In case you missed it, transgender swimmer Lia Thomas has been winning races and setting records all year for the University of Pennsylvania’s women’s team. After competing on the men’s team for three years, Thomas began hormone therapy and joined the women’s team. After ranking #462 as a male competitor, she is now the number one female swimmer in the country, holds the fastest 500-yard female freestyle in the country, and holds the all-time record for the University’s women’s team.
Her case has elevated the transgender vs biologically female in sports issue into the mainstream. The first student to speak out on Fox News remained anonymous due to fear of retribution. She said of the fact that Lia went through male puberty, “These are monumental advantages that biological males just develop through puberty, and it’s not something that a year of [hormone treatments] can suppress because they still have all the muscle mass they had from the last 20 years.”
Mere days after the swimmer’s anonymous statement, another anonymous statement was released from “members of the University of Pennsylvania women’s swimming and diving team”. It is not clear how many teammates backed the statement, which stated support for Lia’s participation. A Penn spokesperson said it represented the feelings of “several” members.

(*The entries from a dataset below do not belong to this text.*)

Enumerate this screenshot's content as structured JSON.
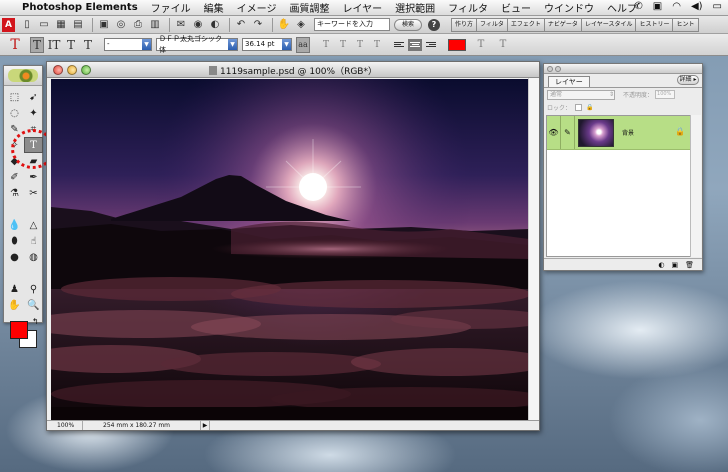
{
  "menubar": {
    "apple_symbol": "",
    "app_name": "Photoshop Elements",
    "items": [
      "ファイル",
      "編集",
      "イメージ",
      "画質調整",
      "レイヤー",
      "選択範囲",
      "フィルタ",
      "ビュー",
      "ウインドウ",
      "ヘルプ"
    ]
  },
  "shortcuts": {
    "adobe_logo": "A",
    "search_text": "キーワードを入力",
    "search_button": "検索",
    "help": "?",
    "palette_well_tabs": [
      "作り方",
      "フィルタ",
      "エフェクト",
      "ナビゲータ",
      "レイヤースタイル",
      "ヒストリー",
      "ヒント"
    ]
  },
  "options_bar": {
    "tool_glyph": "T",
    "horizontal_type": "T",
    "vertical_type": "IT",
    "mask_type": "T",
    "vertical_mask_type": "T",
    "font_style": "-",
    "font_family": "ＤＦＰ太丸ゴシック体",
    "font_size": "36.14 pt",
    "aa_label": "aa",
    "text_color": "#ff0000",
    "warp_icon": "T",
    "orientation_icon": "T"
  },
  "toolbox": {
    "colors": {
      "foreground": "#ff0000",
      "background": "#ffffff"
    }
  },
  "document": {
    "title": "1119sample.psd @ 100%（RGB*）",
    "status_zoom": "100%",
    "status_size": "254 mm x 180.27 mm",
    "status_arrow": "▶"
  },
  "layers_palette": {
    "tab_label": "レイヤー",
    "more_button": "詳細 ▸",
    "blend_mode": "通常",
    "opacity_label": "不透明度：",
    "opacity_value": "100%",
    "lock_label": "ロック：",
    "layers": [
      {
        "name": "背景",
        "visible": true
      }
    ]
  }
}
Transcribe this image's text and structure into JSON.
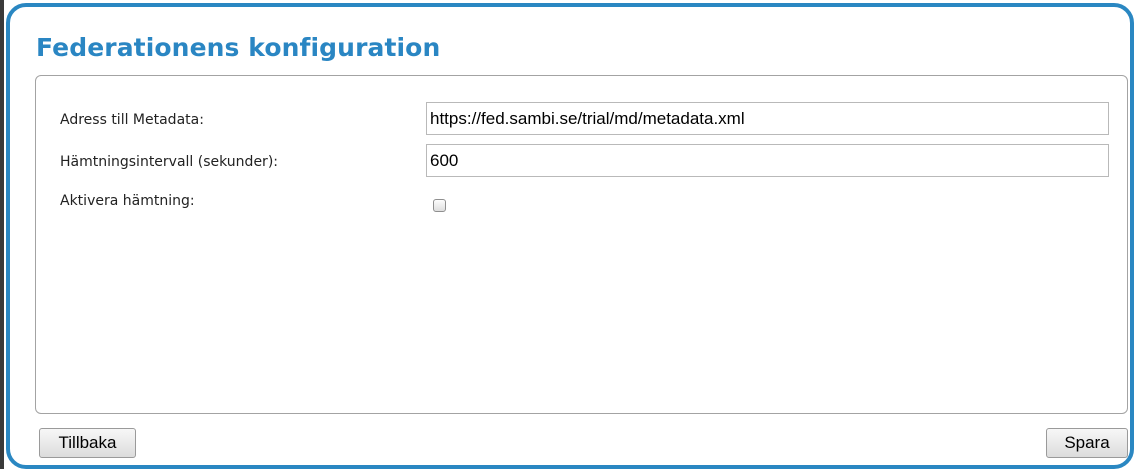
{
  "dialog": {
    "title": "Federationens konfiguration"
  },
  "form": {
    "metadata_address": {
      "label": "Adress till Metadata:",
      "value": "https://fed.sambi.se/trial/md/metadata.xml"
    },
    "fetch_interval": {
      "label": "Hämtningsintervall (sekunder):",
      "value": "600"
    },
    "enable_fetch": {
      "label": "Aktivera hämtning:",
      "checked": false
    }
  },
  "buttons": {
    "back_label": "Tillbaka",
    "save_label": "Spara"
  },
  "colors": {
    "accent": "#2a86c3",
    "panel_border": "#a3a3a3"
  }
}
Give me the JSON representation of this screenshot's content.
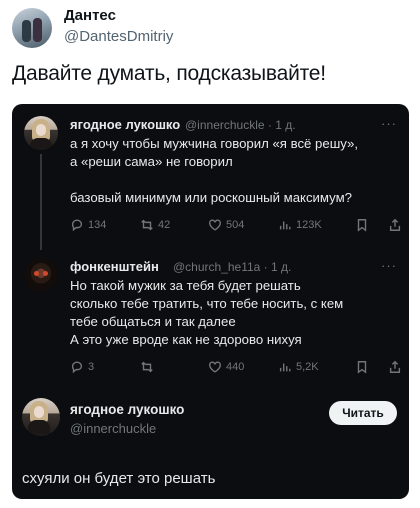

Which brings us to the latest twist. Yet another anonymous letter has been issued claiming to represent sixteen members of the UPenn women’s swim team. This letter stated support for Lia’s decision to transition, but criticized organizations allowing her to compete in the women’s division.
It reads in part:
We fully support Lia Thomas in her decision to affirm her gender identity and to transition from a man to a woman. Lia has every right to live her life authentically. However, we also recognize that when it comes to sports competition, that the biology of sex is a separate issue from someone’s gender identity. Biologically, Lia holds an unfair advantage over competition in the women’s category, as evidenced by her rankings that have bounced from #462 as a male to #1 as a female. If she were to be eligible to compete against us, she could now break Penn, Ivy, and NCAA Women’s Swimming records; feats she could never have done as a male athlete.
1984 Olympic gold medalist swimmer Nancy Hogshead-Makar, now a women’s sports activist, told The Washington Post that she sent the letter on the team’s behalf. The swimmers continue to remain anonymous on both sides of the issue for fear of retribution.
It remains to be seen whether Thomas will swim at the 2022 NCAA championships in Atlanta this March, for which she has already qualified.